The academic credit requirements have not changed; however, service projects will need to comply with health and safety guidelines set by local officials, partner organizations, and Southern.
Will Southern transition to distance learning in the middle of the semester?
No, Southern does not currently plan to convert to distance learning this semester. Southern’s University Health Center is working with local public health officials to diagnose and safely care for students who test positive for COVID-19. However, if regulations change or circumstances arise that make it infeasible or unsafe to continue offering face-to-face classes at some point during the semester, then all options will be considered to successfully complete the semester and protect and support students.
NEW: Where can I find the links to events eligible for enrichment credit?
These links are emailed to your Southern email account; most can be found in the Weekender email that you receive every Thursday.
What should I do if someone is out of compliance regarding COVID-19 policies and procedures?
Every member of our campus community has the responsibility to hold each other accountable. This is outlined in the COVID-19 Policies and Procedures beginning on page 7. If you see a student, professor, staff member, or visitor who is not following Southern’s safety policies, kindly bring this to the individual’s attention. When this personal approach is not possible, then report to the appropriate person:
- Students should report situations involving students or employees to Lisa Hall, dean of students
- Employees should report situations involving students to Lisa Hall and those involving other employees with their own supervisors
Our goal is to work together to have a safe semester on campus. We take this seriously. Continued failure to cooperate may result in dismissal for both students and employees.
What precautions are the residence halls taking? Will we be able to get overnight leaves?
The residence halls are implementing precautions such as more frequent cleaning in common areas, limiting the number of individuals in shared spaces, and not allowing guests inside the residence halls. More details can be found in the complete COVID-19 Policies and Precautions document.
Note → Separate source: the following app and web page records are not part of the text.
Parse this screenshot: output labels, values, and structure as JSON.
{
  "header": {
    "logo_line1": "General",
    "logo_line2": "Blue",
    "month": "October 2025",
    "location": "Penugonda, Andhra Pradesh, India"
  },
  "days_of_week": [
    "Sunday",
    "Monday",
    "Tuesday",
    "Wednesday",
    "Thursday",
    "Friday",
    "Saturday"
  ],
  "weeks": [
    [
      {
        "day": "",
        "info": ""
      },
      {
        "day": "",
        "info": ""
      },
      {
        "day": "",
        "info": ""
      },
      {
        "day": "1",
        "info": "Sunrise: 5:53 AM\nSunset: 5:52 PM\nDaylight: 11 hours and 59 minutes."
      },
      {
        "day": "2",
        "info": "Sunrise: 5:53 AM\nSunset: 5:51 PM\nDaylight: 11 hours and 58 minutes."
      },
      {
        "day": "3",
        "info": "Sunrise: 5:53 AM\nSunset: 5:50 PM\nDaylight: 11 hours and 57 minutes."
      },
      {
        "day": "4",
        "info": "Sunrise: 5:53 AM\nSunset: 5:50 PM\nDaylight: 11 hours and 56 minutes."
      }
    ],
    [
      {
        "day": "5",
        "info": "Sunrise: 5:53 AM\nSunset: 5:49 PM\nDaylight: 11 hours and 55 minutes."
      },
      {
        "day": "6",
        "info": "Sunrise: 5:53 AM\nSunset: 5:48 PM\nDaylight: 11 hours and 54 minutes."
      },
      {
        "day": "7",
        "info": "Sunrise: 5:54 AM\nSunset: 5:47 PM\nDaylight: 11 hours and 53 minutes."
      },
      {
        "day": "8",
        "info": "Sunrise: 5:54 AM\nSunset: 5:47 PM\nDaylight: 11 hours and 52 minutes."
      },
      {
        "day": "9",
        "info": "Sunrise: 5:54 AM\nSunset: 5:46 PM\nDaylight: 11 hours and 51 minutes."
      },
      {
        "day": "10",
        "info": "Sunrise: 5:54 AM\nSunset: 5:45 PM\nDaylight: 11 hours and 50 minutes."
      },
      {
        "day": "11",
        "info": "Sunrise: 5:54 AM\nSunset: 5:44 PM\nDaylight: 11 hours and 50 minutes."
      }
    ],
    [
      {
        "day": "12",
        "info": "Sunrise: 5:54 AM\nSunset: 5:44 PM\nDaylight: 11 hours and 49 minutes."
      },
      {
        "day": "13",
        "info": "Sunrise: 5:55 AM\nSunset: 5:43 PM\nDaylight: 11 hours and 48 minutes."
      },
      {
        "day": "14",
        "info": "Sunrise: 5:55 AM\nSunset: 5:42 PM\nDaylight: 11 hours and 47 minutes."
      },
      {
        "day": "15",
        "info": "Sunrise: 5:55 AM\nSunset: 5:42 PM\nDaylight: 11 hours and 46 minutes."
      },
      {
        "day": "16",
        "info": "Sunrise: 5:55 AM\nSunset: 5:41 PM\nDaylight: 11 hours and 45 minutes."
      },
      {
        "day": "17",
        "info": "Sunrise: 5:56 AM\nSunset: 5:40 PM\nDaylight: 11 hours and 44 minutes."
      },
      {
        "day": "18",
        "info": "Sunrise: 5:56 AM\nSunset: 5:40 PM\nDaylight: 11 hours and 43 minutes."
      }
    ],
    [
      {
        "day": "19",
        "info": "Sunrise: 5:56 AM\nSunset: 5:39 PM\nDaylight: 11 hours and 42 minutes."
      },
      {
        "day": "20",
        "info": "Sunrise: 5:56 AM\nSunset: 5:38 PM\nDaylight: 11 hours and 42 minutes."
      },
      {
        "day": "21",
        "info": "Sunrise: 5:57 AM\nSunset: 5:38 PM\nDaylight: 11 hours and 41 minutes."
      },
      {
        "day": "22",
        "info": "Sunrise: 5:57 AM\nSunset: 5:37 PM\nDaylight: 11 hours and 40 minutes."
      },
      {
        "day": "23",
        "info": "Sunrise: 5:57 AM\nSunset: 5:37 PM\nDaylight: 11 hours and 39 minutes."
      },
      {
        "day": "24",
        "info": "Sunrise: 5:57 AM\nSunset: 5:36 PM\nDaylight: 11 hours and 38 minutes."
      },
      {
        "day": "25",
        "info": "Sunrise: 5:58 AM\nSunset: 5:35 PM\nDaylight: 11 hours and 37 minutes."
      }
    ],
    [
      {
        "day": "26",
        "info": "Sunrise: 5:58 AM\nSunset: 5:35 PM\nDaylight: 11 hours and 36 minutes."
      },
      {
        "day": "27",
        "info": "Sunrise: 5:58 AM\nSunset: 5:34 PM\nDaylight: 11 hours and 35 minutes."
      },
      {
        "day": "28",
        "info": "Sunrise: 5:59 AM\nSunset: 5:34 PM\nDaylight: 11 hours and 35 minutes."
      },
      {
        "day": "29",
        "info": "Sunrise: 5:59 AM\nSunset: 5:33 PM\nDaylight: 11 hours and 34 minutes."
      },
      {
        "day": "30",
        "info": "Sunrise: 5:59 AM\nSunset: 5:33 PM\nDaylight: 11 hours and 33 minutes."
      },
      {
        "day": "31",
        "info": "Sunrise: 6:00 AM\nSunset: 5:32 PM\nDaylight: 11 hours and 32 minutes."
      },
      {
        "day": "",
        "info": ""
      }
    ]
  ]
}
The overnight leave system remains unchanged from previous years.
How has the Enrichment Credit program changed for this semester?
Your participation in spiritual, cultural, and educational programming outside the classroom is an important part of your well-rounded experience at Southern. Because of this, a modified Enrichment Credit program will resume this semester. Due to COVID-19, the following adjustments have been put in place:
- Required credits have been reduced.
- You may receive credit for participating in certain events online.
- No “Cultural Credits” will be required.
For more details and the current schedule, visit the Student Development website.
What kind of experience will this semester offer considering all of the safety measures being put in place?
Our goal is for this to be an amazing, fun semester! Yes, we will need to have certain precautions in place, such as holding Vespers outdoors in a big tent and wearing masks in situations where we need to protect those around us, but we will still be able to get together to learn, worship, and have fun. We plan to continue holding intramurals, your favorite on-campus eateries will still be providing a wide selection of food—now with off-site ordering capabilities—and the Student Association is still planning entertaining activities.
What is happening with mission trips this semester?
- Student Missions: We recognize the increased risks brought on by the novel coronavirus, not only to health but to travel. As such, we are partnering with a reduced number of organizations until the pandemic has subsided. For more details about precautions being taken, visit southern.edu/studentmissions.
- Short-Term Trips: The short term Humanitarian Engagement (formerly uQuest) and Evangelistic Resource Center 2021 mission trips will continue to recruit, vet, and prepare students to serve, but administration will re-evaluate the safety and feasibility at least two weeks before each trip.